num_peaks : int

Maximum number of peaks. When the number of peaks exceeds num_peaks, return num_peaks peaks based on highest peak intensity.

footprint : ndarray of bools, optional

If provided, footprint == 1 represents the local region within which to search for peaks at every point in image. Overrides min_distance, except for border exclusion if exclude_border=True.

labels : ndarray of ints, optional

If provided, each unique region labels == value represents a unique region to search for peaks. Zero is reserved for background.

Returns :

output : (N, 2) array or ndarray of bools

  • If indices = True : (row, column) coordinates of peaks.
  • If indices = False : Boolean array shaped like image, with peaks represented by True values.

Notes

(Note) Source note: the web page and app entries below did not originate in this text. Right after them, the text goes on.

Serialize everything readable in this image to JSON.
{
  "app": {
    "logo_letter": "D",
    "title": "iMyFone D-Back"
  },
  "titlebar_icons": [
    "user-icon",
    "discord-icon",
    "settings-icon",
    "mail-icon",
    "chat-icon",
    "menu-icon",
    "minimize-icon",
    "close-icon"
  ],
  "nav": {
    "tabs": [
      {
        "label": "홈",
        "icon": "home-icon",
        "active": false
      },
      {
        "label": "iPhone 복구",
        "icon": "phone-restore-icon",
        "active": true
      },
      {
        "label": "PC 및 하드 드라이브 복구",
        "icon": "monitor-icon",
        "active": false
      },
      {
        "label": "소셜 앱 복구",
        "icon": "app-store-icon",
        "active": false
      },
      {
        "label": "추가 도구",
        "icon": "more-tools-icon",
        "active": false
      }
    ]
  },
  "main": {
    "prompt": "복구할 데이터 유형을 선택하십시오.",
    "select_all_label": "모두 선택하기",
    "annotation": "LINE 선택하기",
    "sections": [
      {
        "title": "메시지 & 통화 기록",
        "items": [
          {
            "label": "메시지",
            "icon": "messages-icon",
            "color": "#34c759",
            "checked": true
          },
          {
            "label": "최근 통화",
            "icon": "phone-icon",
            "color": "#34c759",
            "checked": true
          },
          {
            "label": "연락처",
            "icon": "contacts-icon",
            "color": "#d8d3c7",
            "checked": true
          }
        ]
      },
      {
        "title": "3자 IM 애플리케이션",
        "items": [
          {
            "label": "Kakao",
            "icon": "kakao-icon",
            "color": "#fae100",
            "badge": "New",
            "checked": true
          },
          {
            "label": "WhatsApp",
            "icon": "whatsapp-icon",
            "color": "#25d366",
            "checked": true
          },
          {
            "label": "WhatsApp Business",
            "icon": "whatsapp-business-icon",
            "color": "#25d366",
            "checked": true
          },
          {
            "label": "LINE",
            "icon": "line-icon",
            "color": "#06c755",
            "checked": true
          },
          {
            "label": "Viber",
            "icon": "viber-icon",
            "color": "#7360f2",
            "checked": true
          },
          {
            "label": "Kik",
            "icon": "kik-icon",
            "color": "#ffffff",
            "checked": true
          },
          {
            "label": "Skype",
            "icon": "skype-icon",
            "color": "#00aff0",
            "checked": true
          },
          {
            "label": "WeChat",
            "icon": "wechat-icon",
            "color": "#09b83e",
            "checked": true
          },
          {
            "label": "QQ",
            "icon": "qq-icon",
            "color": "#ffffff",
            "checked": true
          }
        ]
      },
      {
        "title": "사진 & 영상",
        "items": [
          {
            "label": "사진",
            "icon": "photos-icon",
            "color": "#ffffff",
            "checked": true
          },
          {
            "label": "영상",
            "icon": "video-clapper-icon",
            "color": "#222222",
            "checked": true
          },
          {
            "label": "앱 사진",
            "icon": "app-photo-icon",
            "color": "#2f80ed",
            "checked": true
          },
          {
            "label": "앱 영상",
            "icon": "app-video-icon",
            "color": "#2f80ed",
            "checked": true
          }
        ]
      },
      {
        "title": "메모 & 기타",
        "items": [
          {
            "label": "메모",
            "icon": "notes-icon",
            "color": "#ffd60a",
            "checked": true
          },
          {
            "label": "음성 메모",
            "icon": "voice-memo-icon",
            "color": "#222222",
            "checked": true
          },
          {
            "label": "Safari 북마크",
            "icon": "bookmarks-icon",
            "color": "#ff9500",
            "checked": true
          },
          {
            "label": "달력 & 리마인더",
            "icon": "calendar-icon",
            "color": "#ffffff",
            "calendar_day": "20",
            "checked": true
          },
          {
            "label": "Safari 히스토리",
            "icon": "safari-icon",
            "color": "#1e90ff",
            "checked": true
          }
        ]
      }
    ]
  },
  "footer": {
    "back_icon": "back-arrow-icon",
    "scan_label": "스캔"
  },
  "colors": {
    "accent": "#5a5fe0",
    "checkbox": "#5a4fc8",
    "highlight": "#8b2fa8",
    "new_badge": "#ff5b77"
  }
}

The peak local maximum function returns the coordinates of local peaks (maxima) in a image. A maximum filter is used for finding local maxima. This operation dilates the original image. After comparison between dilated and original image, peak_local_max function returns the coordinates of peaks where dilated image = original.

Examples

>>> im = np.zeros((7, 7))
>>> im[3, 4] = 1
>>> im[3, 2] = 1.5
>>> im
array([[ 0. ,  0. ,  0. ,  0. ,  0. ,  0. ,  0. ],
       [ 0. ,  0. ,  0. ,  0. ,  0. ,  0. ,  0. ],
       [ 0. ,  0. ,  0. ,  0. ,  0. ,  0. ,  0. ],
       [ 0. ,  0. ,  1.5,  0. ,  1. ,  0. ,  0. ],
       [ 0. ,  0. ,  0. ,  0. ,  0. ,  0. ,  0. ],
       [ 0. ,  0. ,  0. ,  0. ,  0. ,  0. ,  0. ],
       [ 0. ,  0. ,  0. ,  0. ,  0. ,  0. ,  0. ]])
>>> peak_local_max(im, min_distance=1)
array([[3, 2],
       [3, 4]])
>>> peak_local_max(im, min_distance=2)
array([[3, 2]])